Note that 4.2 kg/m3 was used for the vapor density. The average vapor density was given as 4.8 kg/m3. However, at the top of the column, the vapor will be less dense and at it's highest velocity. This is what you should design for. As a rule of thumb, I reduce the average vapor density by about 15% for design, however if you can get real data from a similar tower, certainly do so! Reading the intersection of the 42 mm water/m packing line and 0.05 on the axis, we find a value of 1.5 for the y-axis (see Figure 5).

From the previous charts, we read a packing factor of 24 for 2 inch plastic Pall rings. All other information is know so we can solve for G as shown on the y-axis of the graph:

G = [1.5 [(4.2)(833-4.2)]/[(10.764)(24)(0.48)0.1]]0.5 = 4.66 kg/m2 s

Now, we solve for the column cross sectional area:

Ax = Vapor Flow / G = 7000 kg/h / [(4.66 kg/m2 s)(3600 s/hour)] = 0.42 m2

and the column diameter is calculated by:

Diameter = [Ax / (PI/4)]0.5 = [0.42/(PI/4)]0.5 = 0.73 m or 2.4 ft

So our assumption of at least a 24 in column diameter is accurate. If it had not been accurate, G would be recalculated using a smaller packing which would also correspond to a larger packing factor.

Step 3: Determine the Column Height

Perhaps the most interesting step in designing a packed column is deciding how tall to build it. You should first ask yourself "What stage of the design are we currently working on?" If the design is preliminary, the general HETP (Height Equivalent to a Theoretical Plate) will work well. If the design requires a higher degree of accuracy, I recommend consulting the packing manufacturer or a book entitled Distillation Design by Henry Kister (McGraw-Hill, ISBN 0-07-034909-6). Distillation Design contains an exhaustive list of HETP values based on the components of the system and the type of packing used (Chapters 10 and 11). As for preliminary estimates, the following HETP values should be used:

Table 2: Preliminary HETP Values
ft (m)
Size (in)
Distillation1.01.5 (0.46)
1.52.2 (0.67)
2.03.0 (0.91)
1.02.0 (0.67)
1.52.7 (0.82)
2.03.5 (1.06)
Absorption /
All Sizes6.0 (1.83)
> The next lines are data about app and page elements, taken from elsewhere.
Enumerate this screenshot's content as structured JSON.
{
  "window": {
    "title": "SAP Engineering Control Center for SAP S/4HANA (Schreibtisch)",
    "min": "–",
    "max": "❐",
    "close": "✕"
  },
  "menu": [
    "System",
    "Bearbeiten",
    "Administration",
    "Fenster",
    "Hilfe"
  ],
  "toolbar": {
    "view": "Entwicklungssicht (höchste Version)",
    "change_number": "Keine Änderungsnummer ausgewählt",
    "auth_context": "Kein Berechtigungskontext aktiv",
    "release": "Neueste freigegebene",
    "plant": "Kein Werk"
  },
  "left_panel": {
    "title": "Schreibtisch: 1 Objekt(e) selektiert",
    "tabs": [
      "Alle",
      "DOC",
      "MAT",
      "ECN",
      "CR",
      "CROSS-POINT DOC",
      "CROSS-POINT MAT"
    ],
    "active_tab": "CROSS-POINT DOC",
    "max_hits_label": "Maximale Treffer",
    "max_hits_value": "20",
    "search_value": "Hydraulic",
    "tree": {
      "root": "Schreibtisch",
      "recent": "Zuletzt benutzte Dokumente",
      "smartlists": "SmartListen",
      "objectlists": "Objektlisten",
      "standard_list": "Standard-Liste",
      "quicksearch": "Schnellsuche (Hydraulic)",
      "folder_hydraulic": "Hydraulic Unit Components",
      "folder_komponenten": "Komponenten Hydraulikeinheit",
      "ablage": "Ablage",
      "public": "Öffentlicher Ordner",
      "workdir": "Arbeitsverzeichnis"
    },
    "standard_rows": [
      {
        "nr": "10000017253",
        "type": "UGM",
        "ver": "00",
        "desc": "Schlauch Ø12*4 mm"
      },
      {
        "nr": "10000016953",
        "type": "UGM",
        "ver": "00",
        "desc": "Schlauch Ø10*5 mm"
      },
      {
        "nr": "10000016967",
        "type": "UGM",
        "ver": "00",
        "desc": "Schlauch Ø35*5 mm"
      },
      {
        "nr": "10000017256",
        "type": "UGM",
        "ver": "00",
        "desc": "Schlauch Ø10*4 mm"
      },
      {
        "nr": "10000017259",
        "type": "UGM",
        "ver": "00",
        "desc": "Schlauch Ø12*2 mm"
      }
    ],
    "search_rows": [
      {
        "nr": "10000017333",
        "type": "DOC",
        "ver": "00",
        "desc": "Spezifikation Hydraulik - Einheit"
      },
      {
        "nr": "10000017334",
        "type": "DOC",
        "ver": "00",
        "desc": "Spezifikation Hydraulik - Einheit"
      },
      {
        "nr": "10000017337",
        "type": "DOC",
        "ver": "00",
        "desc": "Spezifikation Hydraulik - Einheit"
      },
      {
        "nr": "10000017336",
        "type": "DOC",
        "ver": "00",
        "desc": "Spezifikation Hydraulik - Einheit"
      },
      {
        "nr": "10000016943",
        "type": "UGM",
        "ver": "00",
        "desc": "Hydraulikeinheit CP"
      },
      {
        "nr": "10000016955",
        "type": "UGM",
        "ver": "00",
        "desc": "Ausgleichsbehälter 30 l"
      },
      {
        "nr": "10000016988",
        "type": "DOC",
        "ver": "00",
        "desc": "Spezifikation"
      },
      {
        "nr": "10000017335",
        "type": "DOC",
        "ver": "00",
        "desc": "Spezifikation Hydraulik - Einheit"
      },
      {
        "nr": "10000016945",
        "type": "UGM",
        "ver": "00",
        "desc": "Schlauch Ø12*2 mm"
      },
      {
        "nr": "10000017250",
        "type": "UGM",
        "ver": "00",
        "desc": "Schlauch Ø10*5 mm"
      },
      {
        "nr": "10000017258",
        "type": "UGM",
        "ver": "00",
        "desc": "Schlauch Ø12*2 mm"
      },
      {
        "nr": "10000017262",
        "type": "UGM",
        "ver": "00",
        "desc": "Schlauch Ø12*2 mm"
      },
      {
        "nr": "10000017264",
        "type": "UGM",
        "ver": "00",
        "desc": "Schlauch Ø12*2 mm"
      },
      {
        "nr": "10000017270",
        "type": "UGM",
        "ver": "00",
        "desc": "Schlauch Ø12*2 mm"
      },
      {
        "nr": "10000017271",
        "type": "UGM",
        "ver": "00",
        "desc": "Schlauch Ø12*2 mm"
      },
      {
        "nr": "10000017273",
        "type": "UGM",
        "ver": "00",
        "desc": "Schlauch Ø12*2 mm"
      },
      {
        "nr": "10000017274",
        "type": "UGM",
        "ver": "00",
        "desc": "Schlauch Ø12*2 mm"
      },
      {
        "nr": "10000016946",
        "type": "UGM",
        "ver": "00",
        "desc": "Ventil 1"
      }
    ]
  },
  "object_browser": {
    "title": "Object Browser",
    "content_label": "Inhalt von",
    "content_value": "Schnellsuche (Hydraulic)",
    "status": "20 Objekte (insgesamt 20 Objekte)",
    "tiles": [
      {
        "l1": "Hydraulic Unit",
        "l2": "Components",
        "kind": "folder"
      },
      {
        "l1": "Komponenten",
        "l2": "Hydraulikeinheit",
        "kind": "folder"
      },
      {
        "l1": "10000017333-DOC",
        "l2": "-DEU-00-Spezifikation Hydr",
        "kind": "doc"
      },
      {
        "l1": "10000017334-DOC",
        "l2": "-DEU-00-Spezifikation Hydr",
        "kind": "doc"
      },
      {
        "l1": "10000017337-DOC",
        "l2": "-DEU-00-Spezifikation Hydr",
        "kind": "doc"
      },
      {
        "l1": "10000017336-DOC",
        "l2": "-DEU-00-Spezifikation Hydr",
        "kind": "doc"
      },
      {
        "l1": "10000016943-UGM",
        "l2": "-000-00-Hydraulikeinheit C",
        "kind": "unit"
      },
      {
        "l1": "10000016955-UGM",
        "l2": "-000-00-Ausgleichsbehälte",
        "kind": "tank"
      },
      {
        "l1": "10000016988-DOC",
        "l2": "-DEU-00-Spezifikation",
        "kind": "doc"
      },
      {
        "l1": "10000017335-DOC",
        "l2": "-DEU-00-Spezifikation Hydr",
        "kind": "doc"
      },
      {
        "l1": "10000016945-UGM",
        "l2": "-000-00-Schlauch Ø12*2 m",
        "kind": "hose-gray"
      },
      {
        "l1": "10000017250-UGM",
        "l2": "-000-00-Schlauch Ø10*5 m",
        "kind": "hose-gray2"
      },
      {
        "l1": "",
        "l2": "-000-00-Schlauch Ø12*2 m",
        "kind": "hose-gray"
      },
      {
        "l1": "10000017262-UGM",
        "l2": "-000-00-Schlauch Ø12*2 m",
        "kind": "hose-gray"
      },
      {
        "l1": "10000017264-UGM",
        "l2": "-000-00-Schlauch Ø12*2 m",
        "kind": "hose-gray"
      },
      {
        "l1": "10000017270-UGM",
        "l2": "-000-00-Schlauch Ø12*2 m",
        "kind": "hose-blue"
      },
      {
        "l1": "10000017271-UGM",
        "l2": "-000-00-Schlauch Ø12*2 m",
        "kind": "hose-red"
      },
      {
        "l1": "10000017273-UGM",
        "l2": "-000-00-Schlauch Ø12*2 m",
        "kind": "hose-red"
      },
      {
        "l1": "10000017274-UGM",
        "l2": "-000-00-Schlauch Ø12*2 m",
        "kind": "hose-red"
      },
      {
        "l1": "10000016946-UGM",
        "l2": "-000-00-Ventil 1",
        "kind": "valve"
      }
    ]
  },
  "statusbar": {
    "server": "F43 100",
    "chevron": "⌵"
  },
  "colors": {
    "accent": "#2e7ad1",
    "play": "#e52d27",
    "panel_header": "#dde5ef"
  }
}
To determine the height of the absorption tower in our example, we multiple the 20 theoretical stages by 6 ft or 1.83 m. We estimate the height of the tower to be 120 ft or about 37 meters.

Other Notes

While our example problem focused on absorption, packed towers are also widely used in distillation. Perhaps the most popular of which is the well documented vacuum distillation of ethylbenzene and styrene in the production of styrene. Distillation Design covers this application very well.

Separation Technology Articles


Mahendar Errala
May 27 2013 05:04 AM


Jul 23 2013 06:40 AM


Nov 13 2013 10:30 PM

Very well explained :)

Vinod N Kumar
May 15 2014 12:14 AM

How to calculate number of stages in a packed absorption column.....?

Hamza Iqbal
Jul 17 2014 03:17 AM

if a had high flow rate of gas. i wanna absorb CO2 in MEA 30 % solution flow rate of CO2 is 9kg/s and for that flow rate MEA flow rate is 16.73 kg/s to absorb 98% CO2.Should i design packed or tray column